* [ACTION ITEM]: Please copy each line in the records below that contains the string "icon".

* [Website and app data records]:
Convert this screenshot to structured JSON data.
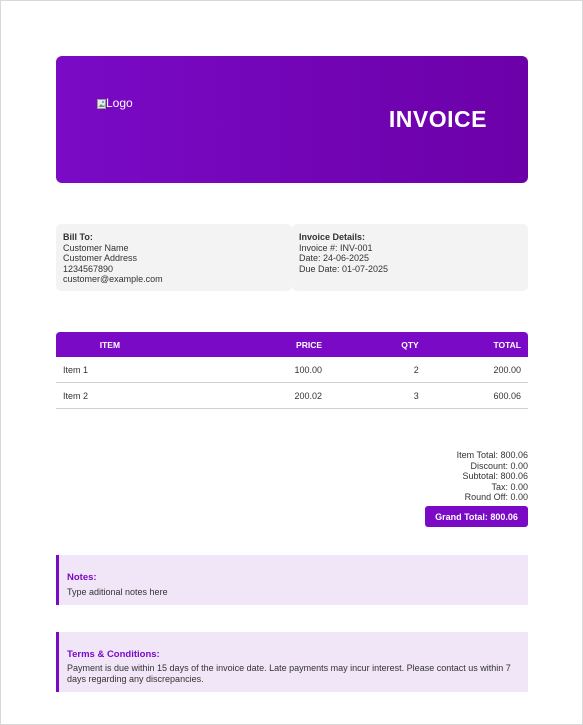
{
  "header": {
    "logo_alt": "Logo",
    "title": "INVOICE"
  },
  "bill_to": {
    "label": "Bill To:",
    "name": "Customer Name",
    "address": "Customer Address",
    "phone": "1234567890",
    "email": "customer@example.com"
  },
  "invoice_details": {
    "label": "Invoice Details:",
    "number": "Invoice #: INV-001",
    "date": "Date: 24-06-2025",
    "due_date": "Due Date: 01-07-2025"
  },
  "table": {
    "headers": [
      "ITEM",
      "PRICE",
      "QTY",
      "TOTAL"
    ],
    "rows": [
      [
        "Item 1",
        "100.00",
        "2",
        "200.00"
      ],
      [
        "Item 2",
        "200.02",
        "3",
        "600.06"
      ]
    ]
  },
  "totals": {
    "item_total": "Item Total: 800.06",
    "discount": "Discount: 0.00",
    "subtotal": "Subtotal: 800.06",
    "tax": "Tax: 0.00",
    "round_off": "Round Off: 0.00",
    "grand_total": "Grand Total: 800.06"
  },
  "notes": {
    "title": "Notes:",
    "text": "Type aditional notes here"
  },
  "terms": {
    "title": "Terms & Conditions:",
    "text": "Payment is due within 15 days of the invoice date. Late payments may incur interest. Please contact us within 7 days regarding any discrepancies."
  },
  "colors": {
    "accent": "#7a0ac6",
    "note_background": "#f1e6f7",
    "info_background": "#f3f3f3"
  }
}
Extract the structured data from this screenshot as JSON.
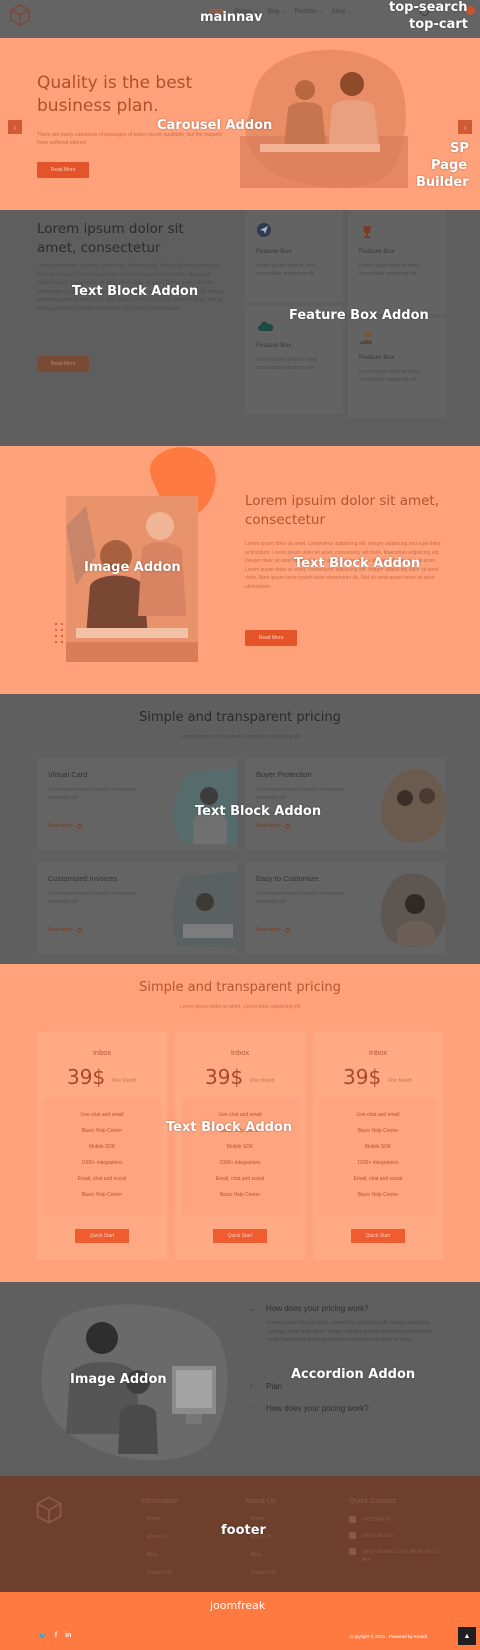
{
  "overlay_labels": {
    "mainnav": "mainnav",
    "top_search": "top-search",
    "top_cart": "top-cart",
    "carousel": "Carousel Addon",
    "sp_page_builder": [
      "SP",
      "Page",
      "Builder"
    ],
    "text_block_1": "Text Block Addon",
    "feature_box": "Feature Box Addon",
    "image_1": "Image Addon",
    "text_block_2": "Text Block Addon",
    "text_block_3": "Text Block Addon",
    "text_block_4": "Text Block Addon",
    "image_2": "Image Addon",
    "accordion": "Accordion Addon",
    "footer": "footer"
  },
  "header": {
    "nav": [
      {
        "label": "Home",
        "active": true
      },
      {
        "label": "Pages",
        "has_dropdown": true
      },
      {
        "label": "Blog",
        "has_dropdown": true
      },
      {
        "label": "Portfolio",
        "has_dropdown": true
      },
      {
        "label": "Shop",
        "has_dropdown": true
      }
    ]
  },
  "carousel": {
    "title": "Quality is the best business plan.",
    "description": "There are many variations of passages of lorem ipsum available, but the majority have suffered altered.",
    "button": "Read More",
    "prev": "‹",
    "next": "›"
  },
  "intro": {
    "title": "Lorem ipsum dolor sit amet, consectetur",
    "body": "Lorem ipsum dolor sit amet, consectetur adipiscing elit. Integer adipiscing and eget dolor at tincidunt. Lorem ipsum dolor sit amet, consectetur elit dolor. Maecenas adipiscing elit. Integer dolor sit amet ipsum dolor sit amet. Donec ipsum ultricies ullamcorper sit amet. Lorem ipsum dolor sit amet, consectetur adipiscing elit. Integer adipiscing dolor sit amet dolor. Nam ipsum lorem ipsum dolor elementum sit. Sed sit amet quam lorem sit dolor elementum. Nec dolor sit amet ipsum.",
    "button": "Read More"
  },
  "feature_boxes": [
    {
      "title": "Feature Box",
      "text": "Lorem ipsum dolor sit amet, consectetur adipiscing elit",
      "icon": "send-icon"
    },
    {
      "title": "Feature Box",
      "text": "Lorem ipsum dolor sit amet, consectetur adipiscing elit",
      "icon": "trophy-icon"
    },
    {
      "title": "Feature Box",
      "text": "Lorem ipsum dolor sit amet, consectetur adipiscing elit",
      "icon": "cloud-icon"
    },
    {
      "title": "Feature Box",
      "text": "Lorem ipsum dolor sit amet, consectetur adipiscing elit",
      "icon": "hand-coin-icon"
    }
  ],
  "about": {
    "title": "Lorem ipsuim dolor sit amet, consectetur",
    "body": "Lorem ipsum dolor sit amet, consectetur adipiscing elit. Integer adipiscing and eget dolor at tincidunt. Lorem ipsum dolor sit amet, consectetur elit dolor. Maecenas adipiscing elit. Integer dolor sit amet ipsum dolor sit amet. Donec ipsum ultricies ullamcorper sit amet. Lorem ipsum dolor sit amet, consectetur adipiscing elit. Integer adipiscing dolor sit amet dolor. Nam ipsum lorem ipsum dolor elementum sit. Sed sit amet quam lorem sit dolor elementum.",
    "button": "Read More"
  },
  "pricing_features": {
    "heading": "Simple and transparent pricing",
    "sub": "Lorem ipsum dolor sit amet, consectetur adipiscing elit",
    "cards": [
      {
        "title": "Virtual Card",
        "text": "Lorem ipsum dolor sit amet, consectetur adipiscing elit",
        "link": "Read More"
      },
      {
        "title": "Buyer Protection",
        "text": "Lorem ipsum dolor sit amet, consectetur adipiscing elit",
        "link": "Read More"
      },
      {
        "title": "Customized Invoices",
        "text": "Lorem ipsum dolor sit amet, consectetur adipiscing elit",
        "link": "Read More"
      },
      {
        "title": "Easy to Customize",
        "text": "Lorem ipsum dolor sit amet, consectetur adipiscing elit",
        "link": "Read More"
      }
    ]
  },
  "pricing_tables": {
    "heading": "Simple and transparent pricing",
    "sub": "Lorem ipsum dolor sit amet, consectetur adipiscing elit",
    "tables": [
      {
        "name": "Inbox",
        "price": "39$",
        "period": "/Per Month",
        "button": "Quick Start"
      },
      {
        "name": "Inbox",
        "price": "39$",
        "period": "/Per Month",
        "button": "Quick Start"
      },
      {
        "name": "Inbox",
        "price": "39$",
        "period": "/Per Month",
        "button": "Quick Start"
      }
    ],
    "features": [
      "Live chat and email",
      "Basic Help Center",
      "Mobile SDK",
      "1000+ integrations",
      "Email, chat and social",
      "Basic Help Center"
    ]
  },
  "accordion": {
    "items": [
      {
        "q": "How does your pricing work?",
        "open": true
      },
      {
        "q": "Plan",
        "open": false
      },
      {
        "q": "How does your pricing work?",
        "open": false
      }
    ],
    "answer": "Lorem ipsum dolor sit amet, consectetur adipiscing elit. Integer adipiscing and eget dolor at tincidunt. Integer adipiscing dolor sit amet ipsum dolor sit amet. Nam ipsum lorem ipsum dolor elementum sit dolor sit amet."
  },
  "footer": {
    "info_title": "Information",
    "info_links": [
      "Home",
      "About Us",
      "Blog",
      "Contact Us"
    ],
    "about_title": "About Us",
    "about_links": [
      "Home",
      "About Us",
      "Blog",
      "Contact Us"
    ],
    "contact_title": "Quick Contact",
    "phone": "+012345678",
    "email": "info@site.com",
    "address": "Demo address 1234, ABDE City 12 Ave"
  },
  "bottom": {
    "brand": "joomfreak",
    "copyright": "Copyright © 2021 , Powered by Kreatif",
    "social": [
      "twitter-icon",
      "facebook-icon",
      "linkedin-icon"
    ],
    "back_to_top": "▲"
  },
  "colors": {
    "accent": "#ff7a41",
    "peach": "#ffa27b",
    "gray": "#5f5f5f",
    "footer_brown": "#6e3f2d"
  }
}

* [RESPONSE BOX]:
      "icon": "send-icon"
      "icon": "trophy-icon"
      "icon": "cloud-icon"
      "icon": "hand-coin-icon"
      "twitter-icon",
      "facebook-icon",
      "linkedin-icon"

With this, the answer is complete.